115. Briefing Memorandum From the Assistant Secretary of State for Economic and Business Affairs (Katz) to Secretary of State Kissinger1

Preliminary Strategy for Dealing with the OPEC Price Increase

Our intensive diplomatic efforts prior to the Doha meeting2 favorably influenced the final OPEC price decision. As late as October, there was a general expectation that prices would be increased on January 1 by about 15 percent.

Because of the Doha decision to establish a two-tier price regime, it is impossible now to predict precisely at what level the price is likely to stabilize during the first half of 1977. Nor is it certain that the eleven producers, which decided on an immediate ten percent increase, will go forward with their announced additional five percent in July. The Saudis have moved promptly to increase production and appear to be very serious in their determination to limit the price increase to 5 percent. Increased Saudi production, along with the anticipated lower demand for liftings because of the pre-Doha buildup of stocks, should put considerable pressure on the other producers to lower their prices. Some of the eleven are already considering how they could lower their effective price by altering their credit terms and quality and transportation differentials. On the other hand, the eleven will undoubtedly [Page 404] threaten the companies that they risk their future access to assured supply if they shift purchases now to the cheaper producers.

Our evolving price strategy over the first six months of 1977 has two objectives: 1) to intensify pressure on the eleven to lower their prices to the level established by the Saudis and the UAE, and 2) to mobilize world opinion against a new price increase in July. We will be developing a full set of initiatives with other relevant agencies over the next weeks, but we intend to undertake the following actions soon:

—Document publicly the adverse impact of the Doha price decision on the global economy and particularly on the LDCs. I will make this point in my testimony before the Senate Banking Committee on January 5. In addition, we are coordinating in the IEA a common line and agreed projections on the Doha impact for use by member governments in discussions with LDCs and OPEC producers.

—Jawbone the Aramco partners to implement the lower Saudi and UAE price decision by passing the full savings through to their customers. The Saudis have indicated that they will scrutinize the companies’ behavior closely and hinted that they would raise prices if the companies try to circumvent the Doha decision by pocketing “wind-fall profits”.

—Continue our efforts to intensify LDC pressures on OPEC by making them more conscious of the adverse impact of high oil prices on their development. Our embassies have been given a series of studies that provide guidance for discussions with LDC governments, which we will update regularly. We will also continue to push this issue in upcoming CIEC sessions.

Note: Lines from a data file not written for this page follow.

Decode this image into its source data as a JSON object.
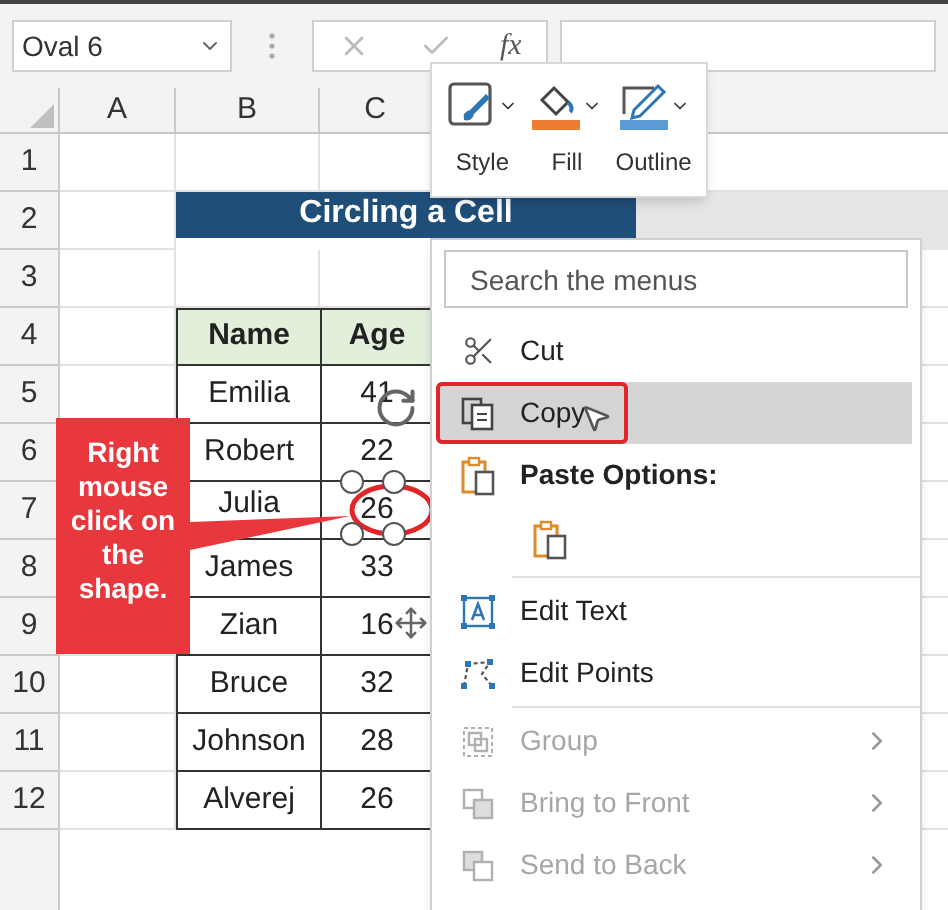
{
  "name_box": {
    "value": "Oval 6"
  },
  "formula_bar": {
    "function_label": "fx"
  },
  "columns": [
    "A",
    "B",
    "C"
  ],
  "row_numbers": [
    "1",
    "2",
    "3",
    "4",
    "5",
    "6",
    "7",
    "8",
    "9",
    "10",
    "11",
    "12"
  ],
  "title": "Circling a Cell",
  "table": {
    "headers": [
      "Name",
      "Age"
    ],
    "rows": [
      [
        "Emilia",
        "41"
      ],
      [
        "Robert",
        "22"
      ],
      [
        "Julia",
        "26"
      ],
      [
        "James",
        "33"
      ],
      [
        "Zian",
        "16"
      ],
      [
        "Bruce",
        "32"
      ],
      [
        "Johnson",
        "28"
      ],
      [
        "Alverej",
        "26"
      ]
    ]
  },
  "mini_toolbar": [
    {
      "kind": "style",
      "label": "Style"
    },
    {
      "kind": "fill",
      "label": "Fill",
      "color": "#ed7d31"
    },
    {
      "kind": "outline",
      "label": "Outline",
      "color": "#5b9bd5"
    }
  ],
  "context_menu": {
    "search": {
      "placeholder": "Search the menus"
    },
    "items": [
      {
        "kind": "cut",
        "label": "Cut",
        "selected": false,
        "disabled": false,
        "submenu": false
      },
      {
        "kind": "copy",
        "label": "Copy",
        "selected": true,
        "disabled": false,
        "submenu": false
      },
      {
        "kind": "paste_header",
        "label": "Paste Options:",
        "selected": false,
        "disabled": false,
        "submenu": false
      },
      {
        "kind": "paste_button",
        "selected": false,
        "disabled": false,
        "submenu": false
      },
      {
        "kind": "separator"
      },
      {
        "kind": "edit_text",
        "label": "Edit Text",
        "selected": false,
        "disabled": false,
        "submenu": false
      },
      {
        "kind": "edit_points",
        "label": "Edit Points",
        "selected": false,
        "disabled": false,
        "submenu": false
      },
      {
        "kind": "separator"
      },
      {
        "kind": "group",
        "label": "Group",
        "selected": false,
        "disabled": true,
        "submenu": true
      },
      {
        "kind": "bring_front",
        "label": "Bring to Front",
        "selected": false,
        "disabled": true,
        "submenu": true
      },
      {
        "kind": "send_back",
        "label": "Send to Back",
        "selected": false,
        "disabled": true,
        "submenu": true
      }
    ]
  },
  "callout": {
    "text": "Right mouse click on the shape."
  }
}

—Request the World Bank to undertake for the first time a study on the impact of high oil prices on LDC development. The Bank has refused to single out the price issue in the past largely because of its need for OPEC funds. However, because its reliance on OPEC funding is reduced now and because of the wide international discussion of the adverse impact of oil price increases, the Bank may be prepared to undertake such a study at this time. If so, its results will reinforce the case that we have been making.

—Work with CIA to develop an analysis of the impact of another price increase on the industrialized and developing countries in preparation for major diplomatic démarches prior to the OPEC meeting in July.

—Use the Doha decision as the basis for mobilizing Congressional and public support for a firm commitment to new tough measures to reduce our import dependence and to support the reduced dependency exercise in the IEA. A strong commitment to new energy initiatives would jar the perceptions of the OPEC producers, many of whom believe they will be able to control oil prices with impunity in the fore[Page 405]seeable future. I will make a strong pitch in this direction in my January 5 testimony.

To force the eleven to lower prices, it is imperative that Saudi liftings be maximized. The price differential should be a powerful incentive to induce companies to purchase all the oil the Saudis will produce. But should this not be the case, some form of USG encouragement to our companies or to the Saudis might be called for. We will continue to monitor the situation closely over the next several weeks to determine what if any action might be needed.

  1. Source: National Archives, RG 59, Central Foreign Policy Files, P770013–0590. Confidential. Drafted by Creekmore on December 30.
  2. See Documents 109, 110, 111, and 112.